At the time of its discovery in 1781, the medieval view of seven planets now became eight, and revolutions and uprisings reigned in France and North America (War of Independence, how appropriate!)
Neptune is named after the god of the sea, the Greek equivalent being Poseidon.
He was the brother of Jupiter and Pluto and the son of Saturn (Cronus). He is usually depicted carrying his three pronged trident and this symbol has become the planetary glyph.
The figure of Poseidon is very important in Greek mythology and less so in Roman mythology as the god Neptune.
At the time of the planet's discovery in 1846, there was a surge of interest in spiritualism, the Communist manifesto was published and photography and the pharmaceutical industries were slowly developing, all subjects associated with this planet.

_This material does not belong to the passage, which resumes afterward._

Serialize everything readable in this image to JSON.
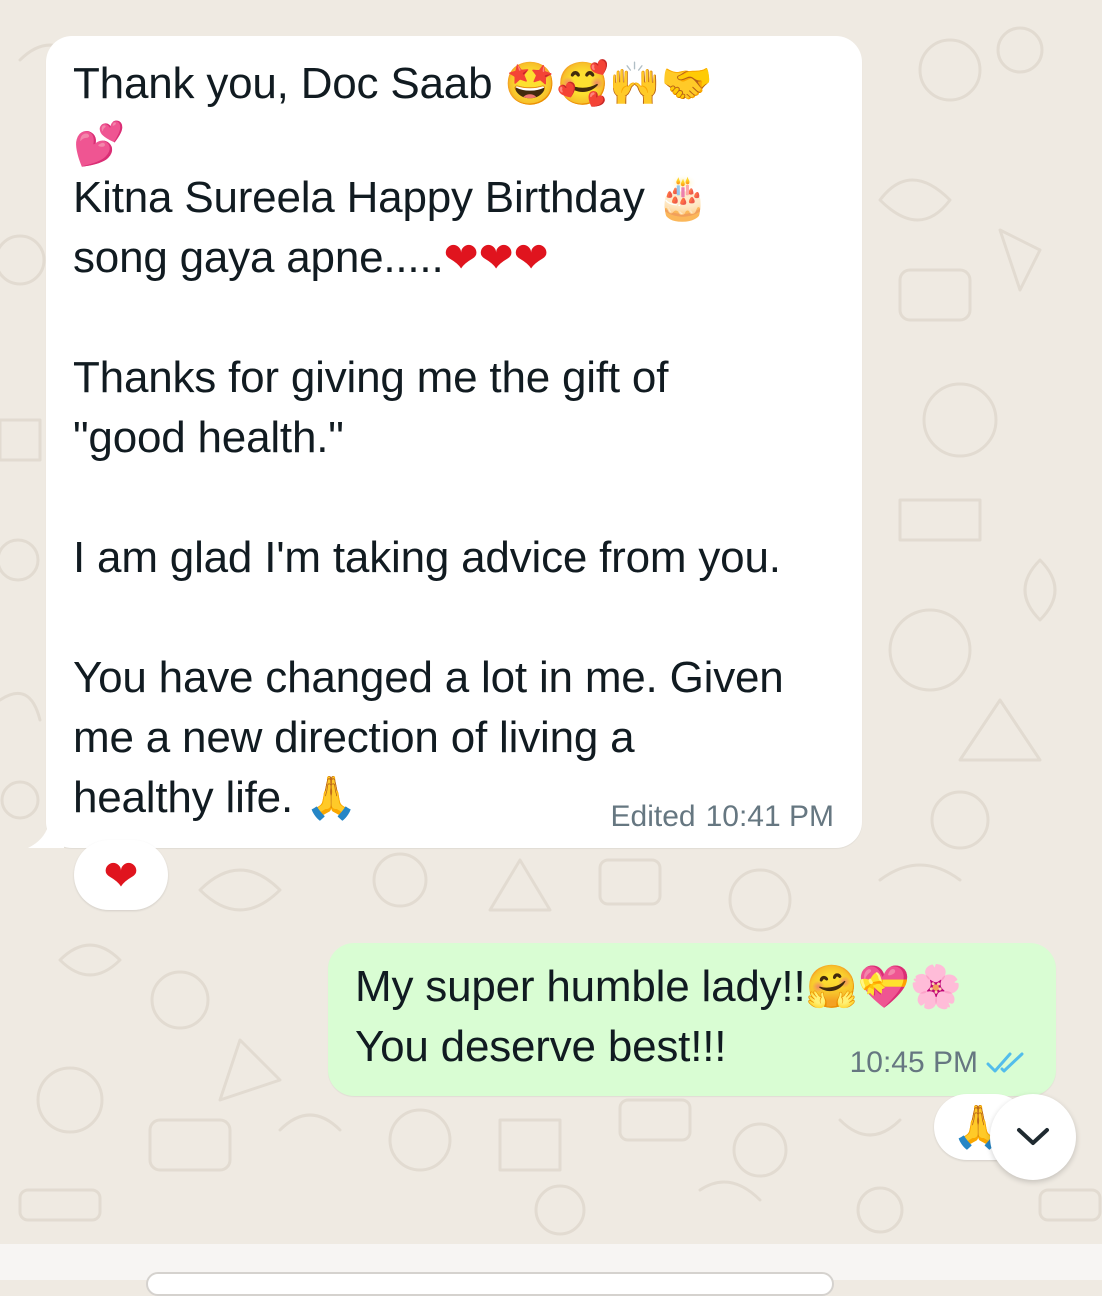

This is the furthest planet in our solar system and is named after the god of the underworld, Hades in Greek mythology. (Although some believe it was named after Walt Disney's famous dog!)
He ruled a place of fear and darkness, the shadowlands. He took Persephone, daughter of Demeter, into the underworld. Demeter would not allow anything to grow on the earth and it became barren until Persephone's safe return.
A compromise was reached where she spent part of the year in the underworld and part of year on earth, so we have the seasons of summer and winter.
When this planet was discovered, the atom bomb was being developed, which came to epitomise total destruction and annihilation.
Pluto's symbolism is about change and transformation through the painful process of finding truth and meaning. It also corresponded with the rise of depth psychology.